"It's not that the message isn't being heard in the community. It's that the behavior hasn't changed," she says. "Just because people are very knowledgeable about diet and exercise doesn't mean behavior will be directly correlated to what they know."
In other words, "just reading or hearing about something is not the same as being engaged," she says. "A lot of people don't participate in things because they are not asked to participate, or they are not offered the opportunity to participate. Just having this office in the community will be a major step towards addressing that issue."
The study that is funded by the new NIH grant, and which has begun enrollment, is testing whether exercise and nutritional counseling can reduce the incidence of breast cancer in women at high risk for the disease.
It will enroll 240 participants, who will be randomized into three separate study sections. One group will come to Georgetown's southeast office three times a week for 50 minutes of moderate exercise during each session. They will also receive nutritional counseling. The new office features an exercise physiology lab as well as rooms to research the impact of exercise through video games, and equipment for measuring body fat composition and bone density.
The second group will be instructed to exercise at home, to the same level. They will be given pedometers to wear with the goal of achieving 10,000 steps a day. "That will get you in great shape," Adams-Campbell says.
The last group of 80 participants will constitute a control group who will receive wellness information and who will be measured at regular intervals.
Participants must be postmenopausal and have metabolic syndrome (abdominal obesity and high cholesterol, for example) that has not resulted yet in diabetes. Many African-American women in D.C. fit that profile, Adams-Campbell says. The harder part will be finding women with metabolic syndrome who are at high risk of developing breast cancer — and who haven't yet been diagnosed with the disease. Adams-Campbell predicts that more than 3,000 African-American women in the community will need to be screened in order to find 240 participants for the study.
While the results of this clinical trial will not be known for some time, other studies have shown that exercise can reduce risk of breast cancer, and that proper diet and exercise can counter obesity, diabetes and heart disease — all conditions that disproportionately affect African Americans in D.C.

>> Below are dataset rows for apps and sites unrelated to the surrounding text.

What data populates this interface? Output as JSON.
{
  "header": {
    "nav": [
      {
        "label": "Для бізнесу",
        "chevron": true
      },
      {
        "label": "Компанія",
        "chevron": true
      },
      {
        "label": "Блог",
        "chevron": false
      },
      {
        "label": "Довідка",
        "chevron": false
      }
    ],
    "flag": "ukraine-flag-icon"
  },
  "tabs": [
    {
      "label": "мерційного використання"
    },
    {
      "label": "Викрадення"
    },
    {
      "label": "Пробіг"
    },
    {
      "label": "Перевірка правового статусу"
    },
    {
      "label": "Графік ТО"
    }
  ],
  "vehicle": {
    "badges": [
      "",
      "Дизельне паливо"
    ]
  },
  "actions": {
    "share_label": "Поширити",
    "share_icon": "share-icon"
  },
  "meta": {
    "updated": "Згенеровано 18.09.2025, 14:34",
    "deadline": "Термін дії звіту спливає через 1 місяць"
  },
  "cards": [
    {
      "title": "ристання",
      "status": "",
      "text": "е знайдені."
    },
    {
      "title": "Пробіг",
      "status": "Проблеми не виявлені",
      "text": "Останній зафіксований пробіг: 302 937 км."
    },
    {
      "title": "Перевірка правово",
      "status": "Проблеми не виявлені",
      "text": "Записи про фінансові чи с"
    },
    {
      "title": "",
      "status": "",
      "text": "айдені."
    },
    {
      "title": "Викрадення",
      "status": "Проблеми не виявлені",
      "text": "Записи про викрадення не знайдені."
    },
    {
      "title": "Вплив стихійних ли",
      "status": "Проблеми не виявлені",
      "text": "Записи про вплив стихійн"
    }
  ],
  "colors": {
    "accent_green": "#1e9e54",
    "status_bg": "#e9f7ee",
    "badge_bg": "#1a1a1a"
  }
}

"If we can just improve the lifestyles of the communities that we serve, we can make a difference," Adams-Campbell says.
That would be a big leap forward, says Louis Weiner, MD, director of Georgetown Lombardi. The cancer center, like the medical center it is part of, has long sought ways of carrying out its mission of engagement and educational outreach to the surrounding community, he says.
"What inspired us to open the office is the vision of a city where everyone can have access to quality healthcare and information regardless of their race, their education level, their socioeconomic status, or their address," he said at the ribbon-cutting event.

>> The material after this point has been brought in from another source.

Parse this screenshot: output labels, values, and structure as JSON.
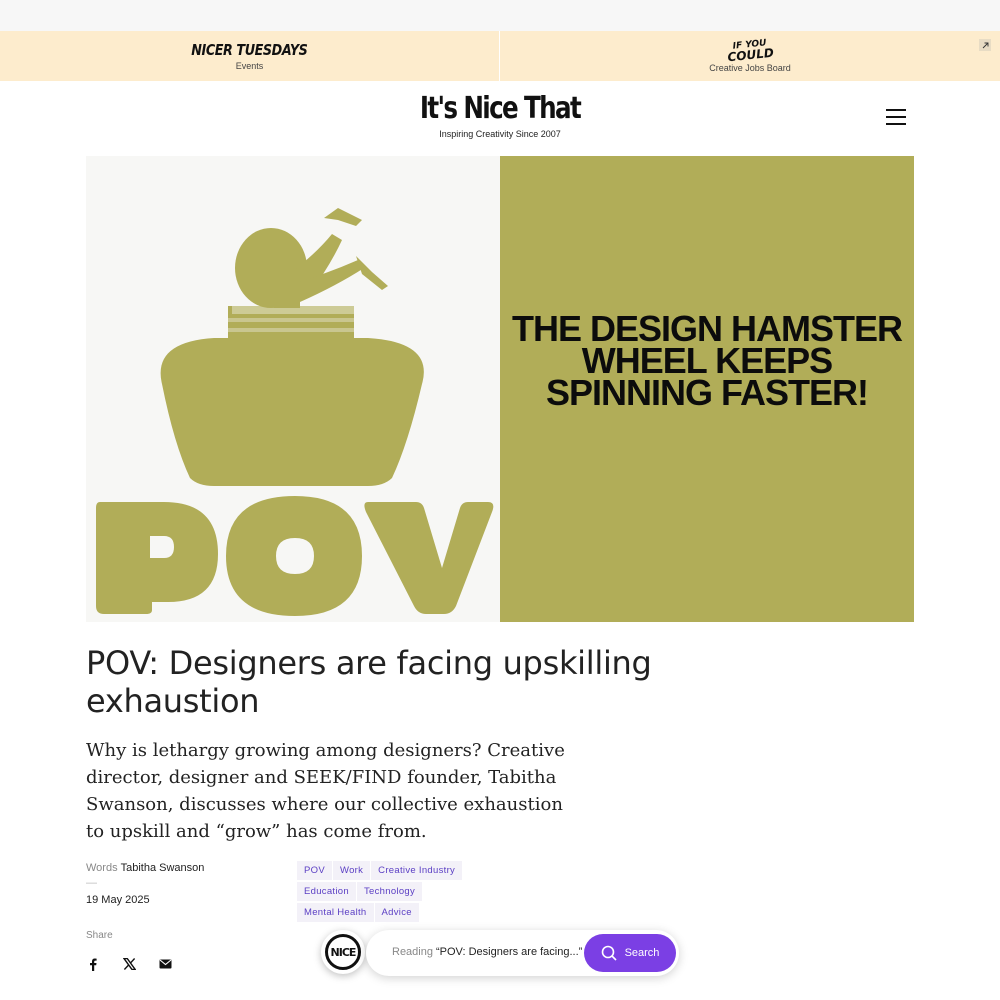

Another speaker, Congresswoman Eleanor Holmes Norton, (D-DC), predicted that in this new evidence-based center, you will see a "turn around" in the alarming rates of death and disease in D.C.'s African-American population. Adams-Campbell takes it a step at a time. "When a community calls, we have an obligation to answer," she says.
(This research is funded by Grant #1P60MD006920-01 from the National Center on Minority Health and Health Disparities, part of the National Institutes of Health.)

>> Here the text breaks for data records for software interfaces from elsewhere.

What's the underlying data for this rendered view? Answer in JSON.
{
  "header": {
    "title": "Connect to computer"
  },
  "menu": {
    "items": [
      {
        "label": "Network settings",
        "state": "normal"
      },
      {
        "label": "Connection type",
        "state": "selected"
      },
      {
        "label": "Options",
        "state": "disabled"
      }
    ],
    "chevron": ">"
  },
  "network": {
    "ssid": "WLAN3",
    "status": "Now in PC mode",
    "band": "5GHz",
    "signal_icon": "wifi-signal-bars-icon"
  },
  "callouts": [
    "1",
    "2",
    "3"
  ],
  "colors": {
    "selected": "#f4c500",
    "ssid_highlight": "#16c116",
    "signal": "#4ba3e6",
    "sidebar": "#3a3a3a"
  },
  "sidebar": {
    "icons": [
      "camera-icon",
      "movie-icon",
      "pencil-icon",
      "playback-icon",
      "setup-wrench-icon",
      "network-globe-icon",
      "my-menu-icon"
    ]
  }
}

By Renee Twombly, GUMC Communications
(Published November 09, 2012)